Brownlee Reservoir covers 11,000 acres amid part of the 50 miles of Snake River. Fishing opportunities are plentiful where the waters hug the Idaho-Oregon state boundary lines. Brownlee Reservoir is one of the prime warm-water fishing areas of the Pacific Northwest. Anglers frequent this fishing destination seeking to bag the abundant smallmouth bass, crappie, trout, sunfish, and channel catfish. You’ll find other fish species here as well, which enhances the fishing experience. The reservoir covers an expanse from the Brownlee Dan to Oregon and Farewell Bend State Park, which is south of Huntington.
Black and white crappie are abundant in Brownlee. In late spring and early summer, they move to shallow water to spawn and are easy to catch, especially in early mornings and evenings. Before or after spawning season, look for them in deeper water (about 30 feet). Crappies like to congregate in the coves and arms; the Powder River Arm is a notable spot, as well as Brownlee Creek’s Idaho entrance and Burnt River’s Oregon entrance. During spawning season, use a crappie jig (about eight feet below the bobber) with a long leader beneath a float; or try it without the float when jigging in deeper water. Using lighter colored jigs usually works well at Brownlee, with jig head weights of 1/32 or 1/16 ounce. Bait with Berkley Crappie Nibble or natural bait like worms or grubs. Lures that mimic minnow-sized fish are also effective for catching crappie. Use a light or ultralight rod and reel and 2- or 4-pound test line.
Smallmouth bass are most aggressive and available in their late May/early June spawning season. Find their nests in 2-6 feet of water. In summer and early fall, try fishing from 10 to 20 feet depths. Smallmouths will congregate in the same areas as crappie, but they are also found in the main reservoir. Try the shoreline between Morgan and Conner Creeks and look for rock-covered points and rocky drop-offs. Smallmouths aren’t picky eaters, but they do respond well to lures that look like small fish, soft plastic swimbaits, grubs and worms, crankbaits, and spinners. If the smallmouths are in their spawning season, try curly-tailed bass grubs or crappie jigs toward the bank, and work the lure along the bottom near nests to trigger an aggressive reaction.

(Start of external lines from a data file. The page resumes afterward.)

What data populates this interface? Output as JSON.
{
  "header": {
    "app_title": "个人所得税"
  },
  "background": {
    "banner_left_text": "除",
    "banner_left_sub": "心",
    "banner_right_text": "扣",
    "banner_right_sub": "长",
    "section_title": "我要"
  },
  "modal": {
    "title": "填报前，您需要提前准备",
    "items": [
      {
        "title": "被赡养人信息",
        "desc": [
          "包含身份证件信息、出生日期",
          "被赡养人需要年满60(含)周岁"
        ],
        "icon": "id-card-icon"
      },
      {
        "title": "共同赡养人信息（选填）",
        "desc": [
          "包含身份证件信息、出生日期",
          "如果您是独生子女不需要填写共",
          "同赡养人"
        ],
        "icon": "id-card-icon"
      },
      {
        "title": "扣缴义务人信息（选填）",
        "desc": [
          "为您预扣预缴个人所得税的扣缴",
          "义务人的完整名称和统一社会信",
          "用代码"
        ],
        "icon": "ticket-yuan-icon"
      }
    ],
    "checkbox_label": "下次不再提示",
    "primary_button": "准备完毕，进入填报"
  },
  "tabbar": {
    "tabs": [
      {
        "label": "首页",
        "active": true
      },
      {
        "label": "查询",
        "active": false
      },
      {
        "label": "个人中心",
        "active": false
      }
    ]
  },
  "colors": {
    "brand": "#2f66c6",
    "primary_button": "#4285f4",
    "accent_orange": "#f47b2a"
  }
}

Channel catfish can exceed 20 pounds at Brownlee. Fish for catfish from spring through fall, with the best season in late May and early June. Catfish are most active in low-light conditions. Catfish are plentiful at the upper third of the reservoir; try Farewell Bend and Steck Park. In coves and arms, catfish hold to shallows and weeds, so bank fishers will have good luck. Channel catfish love worms and nightcrawlers, prawns, shrimp and cut bait on bait holder or circle hooks. In shallow water, try fishing a bait on the bottom beneath a float. Catfish require a heavier tackle and line in the 10- to 12-pound range. Of special note: in late July and early August, Mormon Crickets hatch, bringing hungry catfish right to the surface. If you can catch some of these crickets for bait, the catfish will come right to you.
Brownlee has many other fish. Find largemouth bass in soft bottom areas, and follow smallmouth lure recommendations. For yellow perch, use smaller hooks, or baited jigs, fishing close to the bottom. For sunfish, use bait under a bobber, or a fly rod with a sinking fly or surface popper. Bullhead and flathead catfish may be found upriver in the Snake River. For rainbow trout, fish the mouths of cooler tributaries and cool, deep waters.